With gas at milestone, drivers feeling increasingly squeezed
And the rest of us? With gas prices now averaging $3.50 a gallon nationwide, according to AAA and the Oil Price Information Service, more and more Americans who have to drive are weighing the need for each and every trip.
“To get to the doctors and all that, it’s an awful lot of money,” said Carol Licata, a 75-year-old retiree from Arnold, Pa., who said a larger portion of her fixed income is now going toward gas. “I don’t drive that often, but have to take necessary trips ... and (gas) takes a big chunk out of our budget.”
Some would-be drivers are considering less energy-dependent alternatives simply for money’s sake.
In Los Angeles, for example, fiction writer Brian Edwards sold his gas-guzzling Ford truck and now relies on his skateboard or the bus to get around. Sharon Cooper of Chicago, meanwhile, said she is planning to buy a bicycle to use on her 2½-mile commute to work.
And everyone, it seems, is more than willing to join in the griping.
“It’s hell,” said legal aide Zebib Yemane, who spent $5 on gas for her Chevy compact at a 76 station in downtown Los Angeles just so she could make it to a cheaper gas station east of the area.
“When going downhill, I used to step on the gas. Now I don’t,” said Yemane, who said she normally spends $80 a week on fuel and asks people for rides and takes the bus to save money.
“Bottom line, we can’t afford it no more, man. It’s too much,” Bak Zoumane said as he filled up his yellow cab at a BP station in midtown New York.
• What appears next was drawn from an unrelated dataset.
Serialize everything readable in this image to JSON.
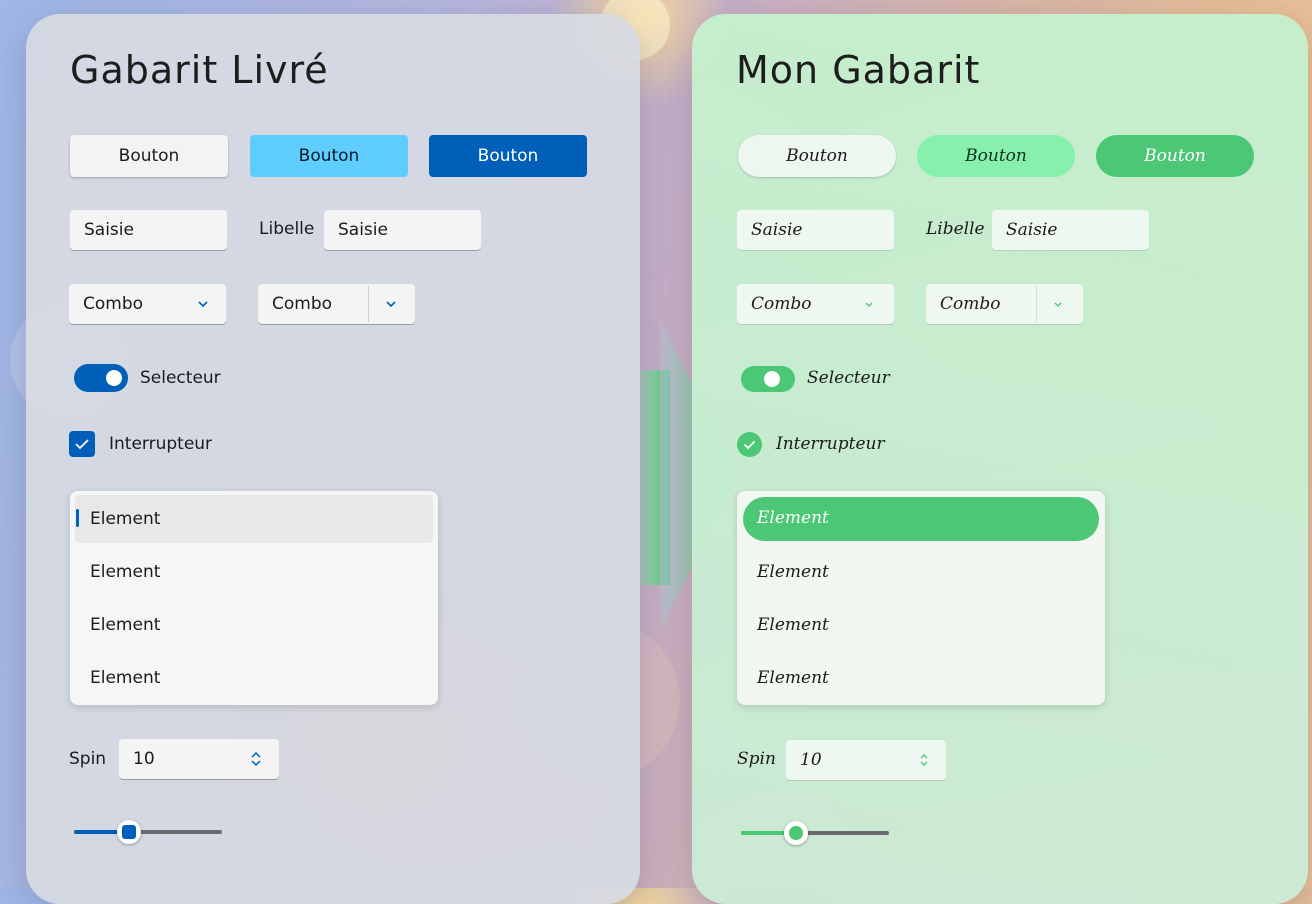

The West African immigrant said his next car will likely be a hybrid so he won’t have to pay so much at the pump.
Gasoline prices typically rise in the spring as stations switch over to pricier summer-grade fuel and demand picks up as more travelers take to the road.
But this year prices are rising even faster than normal, experts say, because of the massive jump in benchmark crude prices, which spiked to a record $117.76 a barrel Monday before settling a record settlement price of $117.48 on the New York Mercantile Exchange, up 79 cents from the previous close. It was the sixth day in a row prices set new records.
Those soaring prices are putting added strain on refiners and filling-station operators, which are struggling to pass the higher feedstock costs onto consumers. So even as drivers pay more, retailers — the most public face of the oil business — are getting increasingly squeezed.
“The farther you get from the wellhead, the greater the misery,” said Tom Kloza of the Oil Price Information Service in Wall, N.J. “There’s a lot of stations across the country that are literally on the brink of bankruptcy.”
Samer Katib, the manager of a Marathon station in Chicago, said business has fallen at least 30 percent this year because customers are cutting back on driving and only using their cars when absolutely necessary.
“It’s just go to your work and go home,” he said of people’s driving habits these days, adding that customers no longer stop in for profit-fattening drinks like they used to. “They need all their money for gas,” he said.
“I wish I could make gas prices cheaper,” Katib added. “But if we do that, we cannot survive.”
Other businesses are getting pinched as well.
Mitch Goldstone, who owns a photo-scanning shop in Irvine, Calif., said he began giving out gas cards Monday to encourage people to shop after noticing a sharp decline in customer traffic — something he attributed to soaring gas prices.
AAA figures show California has higher prices than anywhere in the country, with regular now selling for an average of $3.86 a gallon.
“It’s a mess here,” Goldstone said. “People just are not shopping and everyone’s trying to figure out a way to get people back in their cars.”
Diesel prices are rising even higher than gasoline, putting pressure on trucking and other shipping companies that use the fuel to transport goods around the country.
The American Trucking Associations on Monday said it will host a “fuel strategies workshop” in June to help fleet operators cope with soaring prices.
ATA Chief Economist Bob Costello said fuel has now surpassed labor as the trucking industry’s biggest cost, prompting some companies to install devices that prevent drivers from speeding. Companies are also shelling out for auxiliary power units and offering bonuses to drivers who cut down on idling and operate their trucks more efficiently.
“Every little bit helps,” he said.